■ Aim of the task
An exact copy of the records is needed; please leave the images out.

*-*-*

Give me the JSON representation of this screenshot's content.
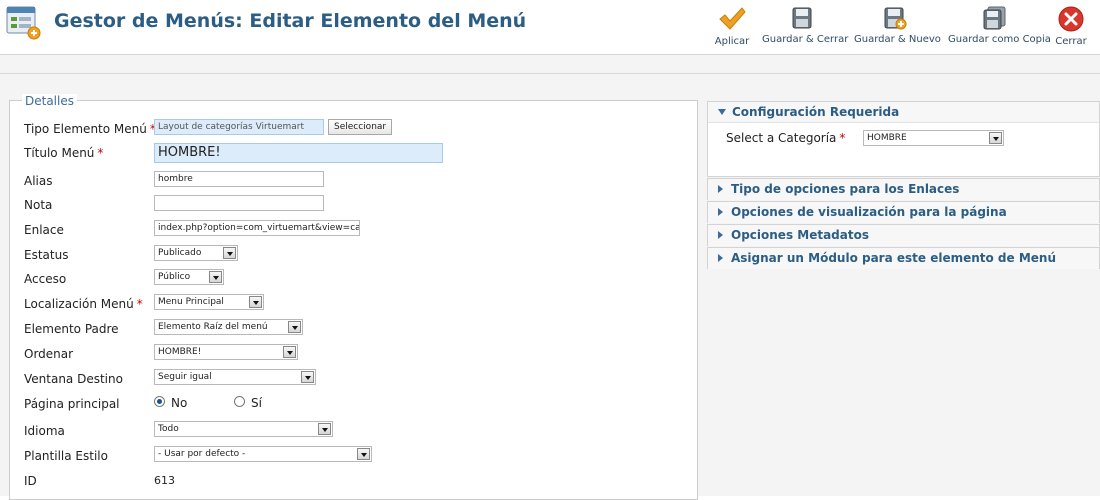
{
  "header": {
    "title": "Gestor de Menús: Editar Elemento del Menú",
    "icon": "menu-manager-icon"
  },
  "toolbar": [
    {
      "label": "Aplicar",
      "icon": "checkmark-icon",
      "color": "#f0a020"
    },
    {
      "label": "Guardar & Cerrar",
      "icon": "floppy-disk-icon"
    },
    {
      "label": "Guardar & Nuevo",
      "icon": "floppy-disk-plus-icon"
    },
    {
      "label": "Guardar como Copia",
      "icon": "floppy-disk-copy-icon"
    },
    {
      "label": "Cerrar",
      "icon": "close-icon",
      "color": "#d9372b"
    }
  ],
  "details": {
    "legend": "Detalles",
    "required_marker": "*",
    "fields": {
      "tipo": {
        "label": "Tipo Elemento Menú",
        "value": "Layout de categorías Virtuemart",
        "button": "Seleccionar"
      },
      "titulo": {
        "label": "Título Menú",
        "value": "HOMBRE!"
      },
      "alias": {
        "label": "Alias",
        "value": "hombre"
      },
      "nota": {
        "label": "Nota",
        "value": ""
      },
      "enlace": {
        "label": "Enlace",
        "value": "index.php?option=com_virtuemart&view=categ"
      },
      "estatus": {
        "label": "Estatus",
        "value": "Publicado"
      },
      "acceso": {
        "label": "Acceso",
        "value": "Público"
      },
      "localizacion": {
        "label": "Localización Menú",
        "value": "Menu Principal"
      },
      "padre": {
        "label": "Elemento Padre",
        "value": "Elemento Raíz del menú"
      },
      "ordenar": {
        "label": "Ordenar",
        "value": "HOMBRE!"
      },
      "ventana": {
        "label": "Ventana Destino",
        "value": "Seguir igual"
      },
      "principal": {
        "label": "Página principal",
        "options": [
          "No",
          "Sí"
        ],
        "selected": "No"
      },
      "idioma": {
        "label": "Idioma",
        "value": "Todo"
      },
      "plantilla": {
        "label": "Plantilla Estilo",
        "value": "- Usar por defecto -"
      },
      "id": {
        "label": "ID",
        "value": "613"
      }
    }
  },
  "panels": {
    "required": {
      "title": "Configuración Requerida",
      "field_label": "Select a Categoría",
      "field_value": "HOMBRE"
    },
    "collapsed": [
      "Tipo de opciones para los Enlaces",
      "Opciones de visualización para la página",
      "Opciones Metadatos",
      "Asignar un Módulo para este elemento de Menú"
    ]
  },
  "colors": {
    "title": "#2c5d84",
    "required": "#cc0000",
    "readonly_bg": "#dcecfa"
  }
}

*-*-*

■ Response to the exercise
Give me the JSON representation of this screenshot's content.
{
  "header": {
    "title": "Gestor de Menús: Editar Elemento del Menú",
    "icon": "menu-manager-icon"
  },
  "toolbar": [
    {
      "label": "Aplicar",
      "icon": "checkmark-icon",
      "color": "#f0a020"
    },
    {
      "label": "Guardar & Cerrar",
      "icon": "floppy-disk-icon"
    },
    {
      "label": "Guardar & Nuevo",
      "icon": "floppy-disk-plus-icon"
    },
    {
      "label": "Guardar como Copia",
      "icon": "floppy-disk-copy-icon"
    },
    {
      "label": "Cerrar",
      "icon": "close-icon",
      "color": "#d9372b"
    }
  ],
  "details": {
    "legend": "Detalles",
    "required_marker": "*",
    "fields": {
      "tipo": {
        "label": "Tipo Elemento Menú",
        "value": "Layout de categorías Virtuemart",
        "button": "Seleccionar"
      },
      "titulo": {
        "label": "Título Menú",
        "value": "HOMBRE!"
      },
      "alias": {
        "label": "Alias",
        "value": "hombre"
      },
      "nota": {
        "label": "Nota",
        "value": ""
      },
      "enlace": {
        "label": "Enlace",
        "value": "index.php?option=com_virtuemart&view=categ"
      },
      "estatus": {
        "label": "Estatus",
        "value": "Publicado"
      },
      "acceso": {
        "label": "Acceso",
        "value": "Público"
      },
      "localizacion": {
        "label": "Localización Menú",
        "value": "Menu Principal"
      },
      "padre": {
        "label": "Elemento Padre",
        "value": "Elemento Raíz del menú"
      },
      "ordenar": {
        "label": "Ordenar",
        "value": "HOMBRE!"
      },
      "ventana": {
        "label": "Ventana Destino",
        "value": "Seguir igual"
      },
      "principal": {
        "label": "Página principal",
        "options": [
          "No",
          "Sí"
        ],
        "selected": "No"
      },
      "idioma": {
        "label": "Idioma",
        "value": "Todo"
      },
      "plantilla": {
        "label": "Plantilla Estilo",
        "value": "- Usar por defecto -"
      },
      "id": {
        "label": "ID",
        "value": "613"
      }
    }
  },
  "panels": {
    "required": {
      "title": "Configuración Requerida",
      "field_label": "Select a Categoría",
      "field_value": "HOMBRE"
    },
    "collapsed": [
      "Tipo de opciones para los Enlaces",
      "Opciones de visualización para la página",
      "Opciones Metadatos",
      "Asignar un Módulo para este elemento de Menú"
    ]
  },
  "colors": {
    "title": "#2c5d84",
    "required": "#cc0000",
    "readonly_bg": "#dcecfa"
  }
}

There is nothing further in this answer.